My Plans for Curing a Brisket
This is going to be my first year trying out a corned beef recipe for St. Patties Day, well except the one time long before I knew the importance of where the meat comes from and I bought a pre seasoned and brined one from Wal-Mart. Cameron wasn’t much of a fan, but I am confident he will like this one!
So much flavor comes from the meat and I know our briskets will have a lot more flavor then the grocery store one. It will still be a bit of an experiment for me though, so I will let you know how it goes!
I want to share my research I have done on the process, so if you want to experiment with me, you can. Or many your an old pro and have some tips for me.
To get the pink color you have to put the brisket in a mixture of curing salts, spices, regular salt, sugar, and water for 5 days. The pink comes from the curing salts, aka pink salt, that is sodium nitrate that is dyed pink so that it wouldn’t be mistaken for table salt (it is not Himalayan pink salt).

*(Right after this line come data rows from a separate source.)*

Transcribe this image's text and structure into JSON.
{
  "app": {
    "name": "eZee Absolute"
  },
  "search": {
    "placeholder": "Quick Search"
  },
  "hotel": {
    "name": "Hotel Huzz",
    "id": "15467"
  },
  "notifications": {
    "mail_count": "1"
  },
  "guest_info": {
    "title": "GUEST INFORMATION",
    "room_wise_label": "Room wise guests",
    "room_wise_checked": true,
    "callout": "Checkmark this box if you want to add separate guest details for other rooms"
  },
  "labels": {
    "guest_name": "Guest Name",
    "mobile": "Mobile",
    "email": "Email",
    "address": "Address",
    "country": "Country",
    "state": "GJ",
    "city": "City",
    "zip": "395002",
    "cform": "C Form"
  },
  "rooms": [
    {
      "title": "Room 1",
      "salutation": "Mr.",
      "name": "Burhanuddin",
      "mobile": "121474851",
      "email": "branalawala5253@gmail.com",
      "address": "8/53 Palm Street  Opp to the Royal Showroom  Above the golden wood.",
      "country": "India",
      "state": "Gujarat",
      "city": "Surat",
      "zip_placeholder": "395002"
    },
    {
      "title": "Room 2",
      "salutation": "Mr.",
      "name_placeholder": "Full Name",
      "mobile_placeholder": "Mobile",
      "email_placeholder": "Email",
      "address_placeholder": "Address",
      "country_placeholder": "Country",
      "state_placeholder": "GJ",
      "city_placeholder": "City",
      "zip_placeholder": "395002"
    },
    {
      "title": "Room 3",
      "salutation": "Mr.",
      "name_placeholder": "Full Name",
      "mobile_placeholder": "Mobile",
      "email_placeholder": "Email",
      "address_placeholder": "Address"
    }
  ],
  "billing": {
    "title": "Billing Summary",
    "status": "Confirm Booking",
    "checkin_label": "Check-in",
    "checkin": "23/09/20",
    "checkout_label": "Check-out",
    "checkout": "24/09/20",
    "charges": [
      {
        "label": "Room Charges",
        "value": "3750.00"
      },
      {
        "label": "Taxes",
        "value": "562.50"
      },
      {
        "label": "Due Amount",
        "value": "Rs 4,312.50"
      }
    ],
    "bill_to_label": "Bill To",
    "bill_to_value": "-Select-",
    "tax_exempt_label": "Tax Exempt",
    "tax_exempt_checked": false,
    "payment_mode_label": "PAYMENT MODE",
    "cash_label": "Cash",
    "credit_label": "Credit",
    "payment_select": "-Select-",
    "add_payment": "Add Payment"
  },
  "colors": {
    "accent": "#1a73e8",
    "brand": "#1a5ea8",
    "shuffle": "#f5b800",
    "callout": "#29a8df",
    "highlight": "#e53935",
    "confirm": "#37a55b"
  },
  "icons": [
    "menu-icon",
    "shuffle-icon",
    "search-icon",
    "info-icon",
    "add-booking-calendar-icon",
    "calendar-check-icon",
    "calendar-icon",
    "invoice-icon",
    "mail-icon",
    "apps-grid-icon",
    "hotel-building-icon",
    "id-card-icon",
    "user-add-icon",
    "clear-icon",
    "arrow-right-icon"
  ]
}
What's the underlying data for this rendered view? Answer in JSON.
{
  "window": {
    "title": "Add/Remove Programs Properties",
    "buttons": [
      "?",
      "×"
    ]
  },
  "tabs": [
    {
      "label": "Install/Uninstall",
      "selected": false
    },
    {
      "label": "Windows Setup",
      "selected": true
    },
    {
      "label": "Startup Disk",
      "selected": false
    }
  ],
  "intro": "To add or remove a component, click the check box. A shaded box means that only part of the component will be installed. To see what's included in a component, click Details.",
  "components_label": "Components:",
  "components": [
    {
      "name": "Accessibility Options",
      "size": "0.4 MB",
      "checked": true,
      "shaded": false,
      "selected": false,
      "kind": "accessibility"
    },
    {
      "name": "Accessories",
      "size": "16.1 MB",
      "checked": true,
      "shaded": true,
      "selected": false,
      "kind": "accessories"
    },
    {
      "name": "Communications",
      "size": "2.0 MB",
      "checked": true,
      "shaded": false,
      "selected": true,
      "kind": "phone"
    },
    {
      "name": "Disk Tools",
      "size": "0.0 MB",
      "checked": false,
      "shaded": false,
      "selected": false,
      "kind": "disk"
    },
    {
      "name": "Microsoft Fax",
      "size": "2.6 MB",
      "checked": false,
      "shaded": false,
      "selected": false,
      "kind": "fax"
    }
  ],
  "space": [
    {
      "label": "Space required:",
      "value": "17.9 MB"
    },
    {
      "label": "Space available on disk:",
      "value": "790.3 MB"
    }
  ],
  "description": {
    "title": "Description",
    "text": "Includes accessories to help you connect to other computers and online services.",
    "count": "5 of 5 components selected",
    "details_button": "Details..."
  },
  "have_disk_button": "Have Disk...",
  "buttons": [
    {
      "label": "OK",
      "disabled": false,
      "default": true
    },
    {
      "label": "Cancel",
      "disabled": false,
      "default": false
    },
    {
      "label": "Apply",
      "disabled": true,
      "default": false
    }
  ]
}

There is also a natural way of curing meat with celery salt or juice that has high amounts of nitrates naturally.
Sodium nitrate meat curing is a traditional method of meat preservation that involves the addition of sodium nitrate (or its related compound, sodium nitrite) to meat. Sodium nitrate is a chemical compound that inhibits the growth of bacteria and other microorganisms that cause spoilage and foodborne illness. When sodium nitrate is added to meat, it reacts with the meat proteins to form a pink color and distinctive flavor. This method is commonly used in the production of cured meats like bacon, ham, and salami.

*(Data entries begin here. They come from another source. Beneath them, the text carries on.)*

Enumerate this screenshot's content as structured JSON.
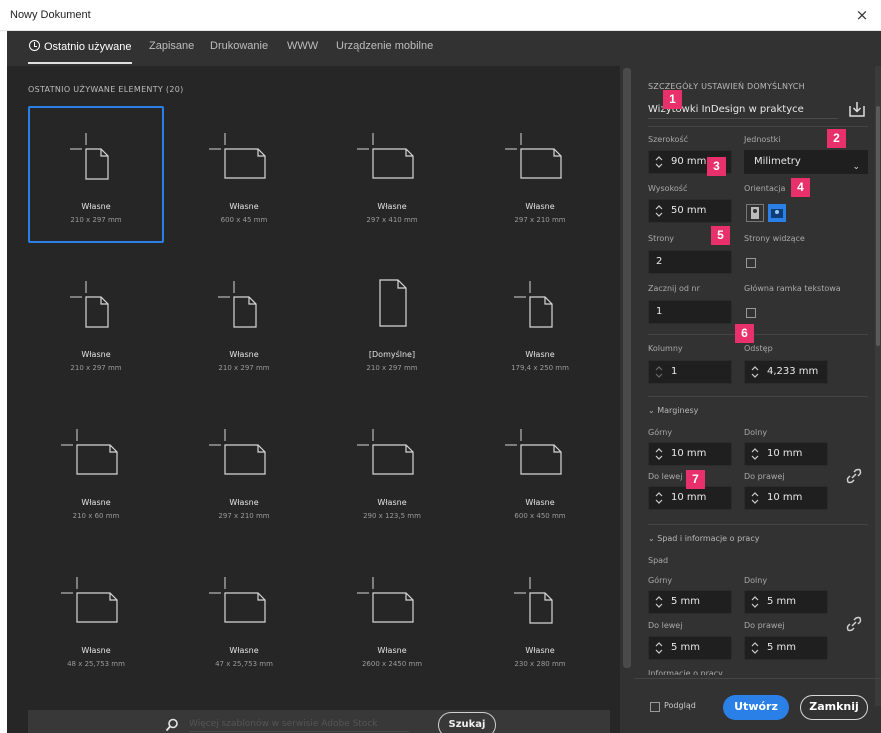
{
  "window": {
    "title": "Nowy Dokument",
    "close_glyph": "×"
  },
  "tabs": [
    {
      "label": "Ostatnio używane",
      "active": true
    },
    {
      "label": "Zapisane"
    },
    {
      "label": "Drukowanie"
    },
    {
      "label": "WWW"
    },
    {
      "label": "Urządzenie mobilne"
    }
  ],
  "recent": {
    "heading": "OSTATNIO UŻYWANE ELEMENTY  (20)",
    "items": [
      {
        "name": "Własne",
        "size": "210 x 297 mm",
        "orient": "portrait",
        "selected": true
      },
      {
        "name": "Własne",
        "size": "600 x 45 mm",
        "orient": "landscape"
      },
      {
        "name": "Własne",
        "size": "297 x 410 mm",
        "orient": "landscape"
      },
      {
        "name": "Własne",
        "size": "297 x 210 mm",
        "orient": "landscape"
      },
      {
        "name": "Własne",
        "size": "210 x 297 mm",
        "orient": "portrait"
      },
      {
        "name": "Własne",
        "size": "210 x 297 mm",
        "orient": "portrait"
      },
      {
        "name": "[Domyślne]",
        "size": "210 x 297 mm",
        "orient": "plain"
      },
      {
        "name": "Własne",
        "size": "179,4 x 250 mm",
        "orient": "portrait"
      },
      {
        "name": "Własne",
        "size": "210 x 60 mm",
        "orient": "landscape"
      },
      {
        "name": "Własne",
        "size": "297 x 210 mm",
        "orient": "landscape"
      },
      {
        "name": "Własne",
        "size": "290 x 123,5 mm",
        "orient": "landscape"
      },
      {
        "name": "Własne",
        "size": "600 x 450 mm",
        "orient": "landscape"
      },
      {
        "name": "Własne",
        "size": "48 x 25,753 mm",
        "orient": "landscape"
      },
      {
        "name": "Własne",
        "size": "47 x 25,753 mm",
        "orient": "landscape"
      },
      {
        "name": "Własne",
        "size": "2600 x 2450 mm",
        "orient": "landscape"
      },
      {
        "name": "Własne",
        "size": "230 x 280 mm",
        "orient": "portrait"
      }
    ]
  },
  "search": {
    "placeholder": "Więcej szablonów w serwisie Adobe Stock",
    "button": "Szukaj"
  },
  "settings": {
    "heading": "SZCZEGÓŁY USTAWIEŃ DOMYŚLNYCH",
    "preset_name": "Wizytówki InDesign w praktyce",
    "width_label": "Szerokość",
    "width_value": "90 mm",
    "units_label": "Jednostki",
    "units_value": "Milimetry",
    "height_label": "Wysokość",
    "height_value": "50 mm",
    "orientation_label": "Orientacja",
    "pages_label": "Strony",
    "pages_value": "2",
    "facing_label": "Strony widzące",
    "start_label": "Zacznij od nr",
    "start_value": "1",
    "primary_frame_label": "Główna ramka tekstowa",
    "columns_label": "Kolumny",
    "columns_value": "1",
    "gutter_label": "Odstęp",
    "gutter_value": "4,233 mm",
    "margins_heading": "Marginesy",
    "top_label": "Górny",
    "top_value": "10 mm",
    "bottom_label": "Dolny",
    "bottom_value": "10 mm",
    "left_label": "Do lewej",
    "left_value": "10 mm",
    "right_label": "Do prawej",
    "right_value": "10 mm",
    "bleed_heading": "Spad i informacje o pracy",
    "bleed_label": "Spad",
    "bleed_top_label": "Górny",
    "bleed_top_value": "5 mm",
    "bleed_bottom_label": "Dolny",
    "bleed_bottom_value": "5 mm",
    "bleed_left_label": "Do lewej",
    "bleed_left_value": "5 mm",
    "bleed_right_label": "Do prawej",
    "bleed_right_value": "5 mm",
    "slug_label": "Informacje o pracy"
  },
  "footer": {
    "preview_label": "Podgląd",
    "create_button": "Utwórz",
    "close_button": "Zamknij"
  },
  "badges": [
    "1",
    "2",
    "3",
    "4",
    "5",
    "6",
    "7"
  ],
  "colors": {
    "accent": "#2b80e8",
    "badge": "#e8306d"
  }
}
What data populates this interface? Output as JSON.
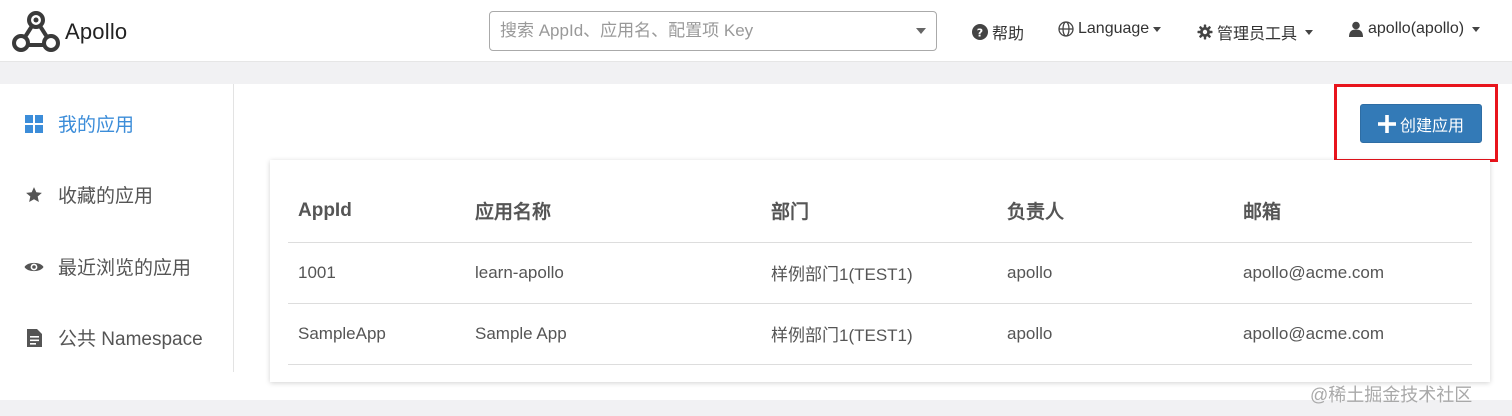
{
  "header": {
    "app_name": "Apollo",
    "search_placeholder": "搜索 AppId、应用名、配置项 Key",
    "help_label": "帮助",
    "language_label": "Language",
    "admin_tools_label": "管理员工具",
    "user_label": "apollo(apollo)"
  },
  "sidebar": {
    "items": [
      {
        "label": "我的应用",
        "icon": "grid-icon",
        "active": true
      },
      {
        "label": "收藏的应用",
        "icon": "star-icon",
        "active": false
      },
      {
        "label": "最近浏览的应用",
        "icon": "eye-icon",
        "active": false
      },
      {
        "label": "公共 Namespace",
        "icon": "document-icon",
        "active": false
      }
    ]
  },
  "actions": {
    "create_app_label": "创建应用"
  },
  "table": {
    "headers": [
      "AppId",
      "应用名称",
      "部门",
      "负责人",
      "邮箱"
    ],
    "rows": [
      [
        "1001",
        "learn-apollo",
        "样例部门1(TEST1)",
        "apollo",
        "apollo@acme.com"
      ],
      [
        "SampleApp",
        "Sample App",
        "样例部门1(TEST1)",
        "apollo",
        "apollo@acme.com"
      ]
    ]
  },
  "watermark": "@稀土掘金技术社区",
  "colors": {
    "accent": "#3c8dd9",
    "primary_button": "#337ab7",
    "highlight_border": "#e8141c",
    "background": "#f1f1f3"
  }
}
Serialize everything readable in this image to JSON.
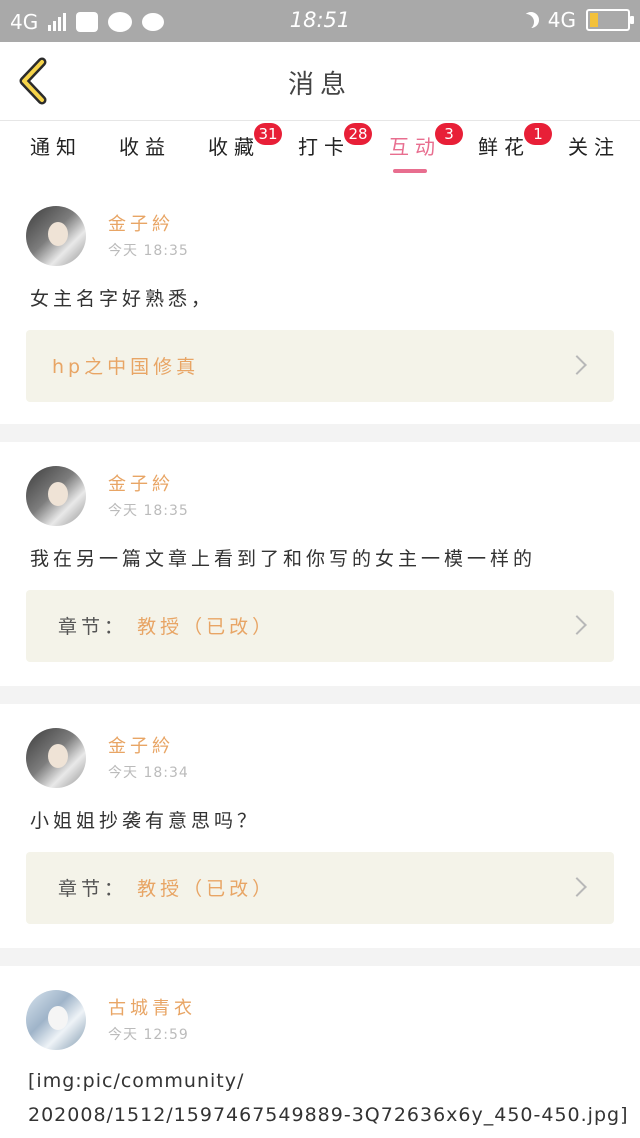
{
  "status_bar": {
    "network_left": "4G",
    "time": "18:51",
    "network_right": "4G"
  },
  "header": {
    "title": "消息",
    "back_icon": "chevron-left-icon"
  },
  "tabs": [
    {
      "label": "通知",
      "badge": ""
    },
    {
      "label": "收益",
      "badge": ""
    },
    {
      "label": "收藏",
      "badge": "31"
    },
    {
      "label": "打卡",
      "badge": "28"
    },
    {
      "label": "互动",
      "badge": "3"
    },
    {
      "label": "鲜花",
      "badge": "1"
    },
    {
      "label": "关注",
      "badge": ""
    }
  ],
  "active_tab": "互动",
  "colors": {
    "accent": "#e86e8f",
    "name": "#e8a565",
    "badge": "#e81f37",
    "link_bg": "#f4f3e9"
  },
  "messages": [
    {
      "user": "金子紟",
      "time": "今天 18:35",
      "text": "女主名字好熟悉，",
      "link_label": "",
      "link_value": "hp之中国修真"
    },
    {
      "user": "金子紟",
      "time": "今天 18:35",
      "text": "我在另一篇文章上看到了和你写的女主一模一样的",
      "link_label": "章节：",
      "link_value": "教授（已改）"
    },
    {
      "user": "金子紟",
      "time": "今天 18:34",
      "text": "小姐姐抄袭有意思吗？",
      "link_label": "章节：",
      "link_value": "教授（已改）"
    },
    {
      "user": "古城青衣",
      "time": "今天 12:59",
      "text_line1": "[img:pic/community/",
      "text_line2": "202008/1512/1597467549889-3Q72636x6y_450-450.jpg]"
    }
  ]
}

Natural curing with celery salt, on the other hand, is a way to avoid the use of synthetic chemicals like sodium nitrate. Celery salt is a natural source of nitrates and nitrites, which are similar to the chemical compounds used in sodium nitrate meat curing. When celery salt is used to cure meat, the nitrates and nitrites react with the meat proteins to produce a pink color and flavor that is similar to traditional cured meats. This method is commonly used in the production of "uncured" or "natural" meats.
The main difference between these two methods is that sodium nitrate meat curing involves the addition of a synthetic chemical compound to the meat, while natural curing with celery salt relies on the natural nitrates and nitrites found in celery salt. Some people prefer the natural curing method because it avoids the use of synthetic chemicals, while others prefer the traditional method because it has a longer history of use and is well-established in the meat industry. Ultimately, the choice between these methods depends on personal preferences and the specific requirements of the meat product being produced.
There is a lot of debate on if natural nitrates are actually any different then the synthetic ones. There’s not enough research to really say for sure.
For us personally, I do back and forth all the time. I think no matter the nitrate, you probably shouldn’t be over consuming any cured meat. We don’t eat a lot of cured meat so I am okay with using synthetic nitrates and having our bacon and hams cured in it.
I did however find recipes for both ways of curing that I am linking below! So you can decide for yourself what you would like to try.
And of course, check out our briskets to make sure your corned beef has the best flavor this St. Patrick’s Day!